16-Foot Python, 50 Eggs Removed From Florida Everglades

A 16-foot Burmese python and over 50 eggs were removed from under a house in the Florida Everglades during the holiday weekend.

The female python, weighing about 165 pounds, was removed by Ron Bergeron, an Everglades conservationist. The python was one foot away from becoming the largest on record.

The python’s nest was lodged within the outdoor structure underneath a home. Some of the eggs hatched upon the conservationist’s arrival.

Two men at an island camp in the Everglades called Bergeron after seeing the python. Bergeron went to the scene of the sighting, about four miles south of Alligator Alley in Broward County.

“The Burmese Python poses a significant threat to the Florida Everglades by disrupting the natural food chain,” said Bergeron. “With good fortune, we were able to find a large female, and remove her and an entire nest of up to 50 baby snakes which would have continued killing off our precious habitat.”

Burmese pythons first began spreading in the Everglades and throughout the state more than 20 years ago.

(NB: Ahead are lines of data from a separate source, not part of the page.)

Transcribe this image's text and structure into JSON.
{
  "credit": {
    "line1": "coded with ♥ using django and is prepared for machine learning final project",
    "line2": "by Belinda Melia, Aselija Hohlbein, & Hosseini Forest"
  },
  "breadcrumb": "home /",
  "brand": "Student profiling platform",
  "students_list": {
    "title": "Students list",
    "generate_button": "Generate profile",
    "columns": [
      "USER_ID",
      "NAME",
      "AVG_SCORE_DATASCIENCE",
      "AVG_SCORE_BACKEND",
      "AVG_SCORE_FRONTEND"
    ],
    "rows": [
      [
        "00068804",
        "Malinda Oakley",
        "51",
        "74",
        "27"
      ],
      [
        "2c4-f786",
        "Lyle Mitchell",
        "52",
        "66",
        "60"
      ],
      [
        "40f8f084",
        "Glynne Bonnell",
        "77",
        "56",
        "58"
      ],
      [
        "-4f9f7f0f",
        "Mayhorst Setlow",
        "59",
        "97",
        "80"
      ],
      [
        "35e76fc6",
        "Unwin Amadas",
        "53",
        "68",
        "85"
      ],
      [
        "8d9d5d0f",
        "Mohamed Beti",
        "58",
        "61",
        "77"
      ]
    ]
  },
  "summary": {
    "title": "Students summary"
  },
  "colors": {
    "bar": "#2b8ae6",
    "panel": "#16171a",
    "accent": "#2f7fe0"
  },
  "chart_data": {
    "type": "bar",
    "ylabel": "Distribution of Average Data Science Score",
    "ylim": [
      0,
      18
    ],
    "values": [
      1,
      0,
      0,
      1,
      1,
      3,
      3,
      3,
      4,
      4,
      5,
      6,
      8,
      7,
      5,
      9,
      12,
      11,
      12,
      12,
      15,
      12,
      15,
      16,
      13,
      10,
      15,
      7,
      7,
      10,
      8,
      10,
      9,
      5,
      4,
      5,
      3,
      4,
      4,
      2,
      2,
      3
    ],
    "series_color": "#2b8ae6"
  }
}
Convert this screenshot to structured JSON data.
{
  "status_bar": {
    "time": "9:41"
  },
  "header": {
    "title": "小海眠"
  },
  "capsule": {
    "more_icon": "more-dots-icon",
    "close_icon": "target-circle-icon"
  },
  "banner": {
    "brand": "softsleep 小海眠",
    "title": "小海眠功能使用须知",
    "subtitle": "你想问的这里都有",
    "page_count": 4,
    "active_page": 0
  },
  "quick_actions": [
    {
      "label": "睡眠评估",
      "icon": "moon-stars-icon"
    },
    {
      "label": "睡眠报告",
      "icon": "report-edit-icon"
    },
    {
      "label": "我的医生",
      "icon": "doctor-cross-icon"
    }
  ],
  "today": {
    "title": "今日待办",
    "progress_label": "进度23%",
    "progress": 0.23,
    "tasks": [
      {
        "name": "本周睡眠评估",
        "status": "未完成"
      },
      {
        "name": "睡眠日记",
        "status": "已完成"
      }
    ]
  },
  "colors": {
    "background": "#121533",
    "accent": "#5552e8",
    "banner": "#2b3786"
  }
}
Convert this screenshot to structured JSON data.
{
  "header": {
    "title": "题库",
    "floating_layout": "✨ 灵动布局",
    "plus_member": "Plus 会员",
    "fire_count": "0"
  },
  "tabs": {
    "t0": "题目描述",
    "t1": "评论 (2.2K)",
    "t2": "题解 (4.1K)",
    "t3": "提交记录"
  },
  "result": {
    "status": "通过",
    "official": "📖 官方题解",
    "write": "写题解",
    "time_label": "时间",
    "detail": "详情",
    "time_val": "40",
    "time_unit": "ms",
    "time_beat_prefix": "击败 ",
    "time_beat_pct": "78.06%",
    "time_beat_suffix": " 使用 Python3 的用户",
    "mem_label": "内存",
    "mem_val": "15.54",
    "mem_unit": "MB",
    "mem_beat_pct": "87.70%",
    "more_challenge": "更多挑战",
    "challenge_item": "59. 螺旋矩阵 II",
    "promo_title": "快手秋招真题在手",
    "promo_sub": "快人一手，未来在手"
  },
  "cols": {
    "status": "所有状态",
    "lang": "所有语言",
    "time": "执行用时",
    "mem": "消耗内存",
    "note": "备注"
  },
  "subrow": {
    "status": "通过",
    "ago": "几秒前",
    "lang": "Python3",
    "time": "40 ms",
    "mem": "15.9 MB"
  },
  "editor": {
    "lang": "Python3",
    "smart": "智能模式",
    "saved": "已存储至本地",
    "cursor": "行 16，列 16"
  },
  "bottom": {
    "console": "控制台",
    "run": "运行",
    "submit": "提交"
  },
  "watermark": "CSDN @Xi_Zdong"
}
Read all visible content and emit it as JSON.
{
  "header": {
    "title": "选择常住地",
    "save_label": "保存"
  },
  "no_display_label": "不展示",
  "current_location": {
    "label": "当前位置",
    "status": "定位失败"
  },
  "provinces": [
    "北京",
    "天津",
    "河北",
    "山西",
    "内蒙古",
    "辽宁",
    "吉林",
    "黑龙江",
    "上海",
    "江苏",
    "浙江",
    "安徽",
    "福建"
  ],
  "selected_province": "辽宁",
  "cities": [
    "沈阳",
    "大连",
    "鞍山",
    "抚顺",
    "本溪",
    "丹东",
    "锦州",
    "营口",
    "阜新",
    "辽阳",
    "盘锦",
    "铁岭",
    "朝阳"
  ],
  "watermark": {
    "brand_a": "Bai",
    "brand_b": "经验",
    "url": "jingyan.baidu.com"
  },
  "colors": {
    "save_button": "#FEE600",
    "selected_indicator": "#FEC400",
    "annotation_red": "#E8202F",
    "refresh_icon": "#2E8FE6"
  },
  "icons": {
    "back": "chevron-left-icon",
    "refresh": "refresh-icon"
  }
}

The Florida Wildlife Commission created removal opportunities open to the public to help combat the invasive apex predators.